The United States is engaged in a public conversation about what our responsibility is to the thousands of unaccompanied migrant children who are arriving at our southern border. In the story of Ruth we encounter principles of radical hospitality that reshape the debate.
Christ’s actions on Maundy Thursday present a challenge to Enlightenment views of property. Through the Eucharistic vision of Christianity, we become more like Christ, and we do so together enveloped in an all-encompassing commandment of love: we grow together, not only in that we all simultaneously grow, but the barriers between us dissolve and our original love is mended.
In YHWH’s instructions to Israel in Leviticus 19, we see a concern for social justice and the righteous treatment of the poor and weak which has continued relevance in our own day.
We don’t expect our politicians to say much about the poor, but what about the church? When was the last time you preached or heard a sermon on the poor? Not poverty, but the poor, and not as an illustration, but as a focal point. (We might ask the same thing about a college or seminary class that purports to be about the cultivation of wisdom or faith.) The readings from Proverbs and James (see below) refer to the poor directly. Both passages are striking because they go further than a soft paternalism that might urge us to care for the poor. James and Proverbs offer not an appeal to our altruism, the work of charity, or a political agenda or campaign. They are not looking for votes or a clear conscience.

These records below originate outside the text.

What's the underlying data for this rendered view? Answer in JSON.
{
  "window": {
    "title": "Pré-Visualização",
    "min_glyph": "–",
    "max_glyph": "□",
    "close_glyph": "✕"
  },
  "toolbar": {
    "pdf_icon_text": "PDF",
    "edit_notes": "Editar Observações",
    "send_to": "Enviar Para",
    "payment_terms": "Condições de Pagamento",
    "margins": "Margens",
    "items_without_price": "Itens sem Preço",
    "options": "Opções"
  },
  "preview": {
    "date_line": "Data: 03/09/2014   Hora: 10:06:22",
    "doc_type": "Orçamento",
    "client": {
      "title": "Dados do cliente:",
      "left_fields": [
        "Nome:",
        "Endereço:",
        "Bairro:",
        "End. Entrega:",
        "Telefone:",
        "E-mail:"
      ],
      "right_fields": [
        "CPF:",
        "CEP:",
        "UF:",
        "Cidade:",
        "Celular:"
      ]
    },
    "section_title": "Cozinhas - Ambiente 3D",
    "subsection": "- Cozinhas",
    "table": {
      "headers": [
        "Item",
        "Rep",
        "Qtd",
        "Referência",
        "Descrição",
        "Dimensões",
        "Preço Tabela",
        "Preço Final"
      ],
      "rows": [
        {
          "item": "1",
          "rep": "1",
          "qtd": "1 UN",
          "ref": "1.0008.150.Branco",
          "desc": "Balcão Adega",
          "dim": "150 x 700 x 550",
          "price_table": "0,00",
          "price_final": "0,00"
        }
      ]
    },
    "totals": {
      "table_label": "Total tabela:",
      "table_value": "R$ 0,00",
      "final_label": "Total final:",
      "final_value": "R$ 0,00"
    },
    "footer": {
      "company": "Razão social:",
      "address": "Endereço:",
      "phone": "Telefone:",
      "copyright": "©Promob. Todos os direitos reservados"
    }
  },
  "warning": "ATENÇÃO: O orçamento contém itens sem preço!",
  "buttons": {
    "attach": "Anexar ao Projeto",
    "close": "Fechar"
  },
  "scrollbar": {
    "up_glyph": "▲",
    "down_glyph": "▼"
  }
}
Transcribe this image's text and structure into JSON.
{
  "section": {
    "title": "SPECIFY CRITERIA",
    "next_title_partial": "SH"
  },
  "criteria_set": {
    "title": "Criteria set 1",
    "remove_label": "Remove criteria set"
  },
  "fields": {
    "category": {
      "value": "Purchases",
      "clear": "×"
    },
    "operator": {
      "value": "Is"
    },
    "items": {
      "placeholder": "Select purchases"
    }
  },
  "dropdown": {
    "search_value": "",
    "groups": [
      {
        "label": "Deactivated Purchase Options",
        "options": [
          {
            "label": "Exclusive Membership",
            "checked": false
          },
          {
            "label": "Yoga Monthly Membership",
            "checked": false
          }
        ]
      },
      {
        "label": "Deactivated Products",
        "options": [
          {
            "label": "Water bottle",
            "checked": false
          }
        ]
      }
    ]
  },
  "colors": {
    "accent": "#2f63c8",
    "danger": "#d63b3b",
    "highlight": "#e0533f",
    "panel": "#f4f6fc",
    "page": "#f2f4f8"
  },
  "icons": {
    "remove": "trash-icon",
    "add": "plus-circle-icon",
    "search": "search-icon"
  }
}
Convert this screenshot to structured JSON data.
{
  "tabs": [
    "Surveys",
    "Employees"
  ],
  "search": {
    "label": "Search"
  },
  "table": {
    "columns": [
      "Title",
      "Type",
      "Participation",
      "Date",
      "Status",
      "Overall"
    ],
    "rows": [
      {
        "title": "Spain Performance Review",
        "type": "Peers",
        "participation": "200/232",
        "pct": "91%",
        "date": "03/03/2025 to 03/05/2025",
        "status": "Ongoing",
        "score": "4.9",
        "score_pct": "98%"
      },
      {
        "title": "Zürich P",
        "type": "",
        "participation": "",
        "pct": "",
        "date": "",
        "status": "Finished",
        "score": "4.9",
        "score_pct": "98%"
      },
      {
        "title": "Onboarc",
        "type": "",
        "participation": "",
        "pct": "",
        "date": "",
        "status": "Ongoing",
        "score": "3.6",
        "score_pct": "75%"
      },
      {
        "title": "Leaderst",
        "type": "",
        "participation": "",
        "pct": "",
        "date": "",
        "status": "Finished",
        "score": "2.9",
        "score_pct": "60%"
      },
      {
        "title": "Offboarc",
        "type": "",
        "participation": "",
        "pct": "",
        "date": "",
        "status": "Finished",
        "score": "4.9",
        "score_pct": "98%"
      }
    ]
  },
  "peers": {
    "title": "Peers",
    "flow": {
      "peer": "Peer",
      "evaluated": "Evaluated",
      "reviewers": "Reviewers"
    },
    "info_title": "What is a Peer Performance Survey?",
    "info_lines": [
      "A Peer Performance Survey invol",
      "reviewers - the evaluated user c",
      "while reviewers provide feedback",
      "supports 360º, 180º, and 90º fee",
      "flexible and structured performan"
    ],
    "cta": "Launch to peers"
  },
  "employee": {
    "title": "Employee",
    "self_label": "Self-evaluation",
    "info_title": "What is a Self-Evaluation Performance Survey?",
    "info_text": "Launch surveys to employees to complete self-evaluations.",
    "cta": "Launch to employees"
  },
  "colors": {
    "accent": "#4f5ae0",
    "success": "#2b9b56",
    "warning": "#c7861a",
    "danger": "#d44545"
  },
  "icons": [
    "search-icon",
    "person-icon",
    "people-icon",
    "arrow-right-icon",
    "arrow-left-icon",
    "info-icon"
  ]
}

They see the poor as part of the community and concern for the poor as an integral part of the life of faith and wisdom….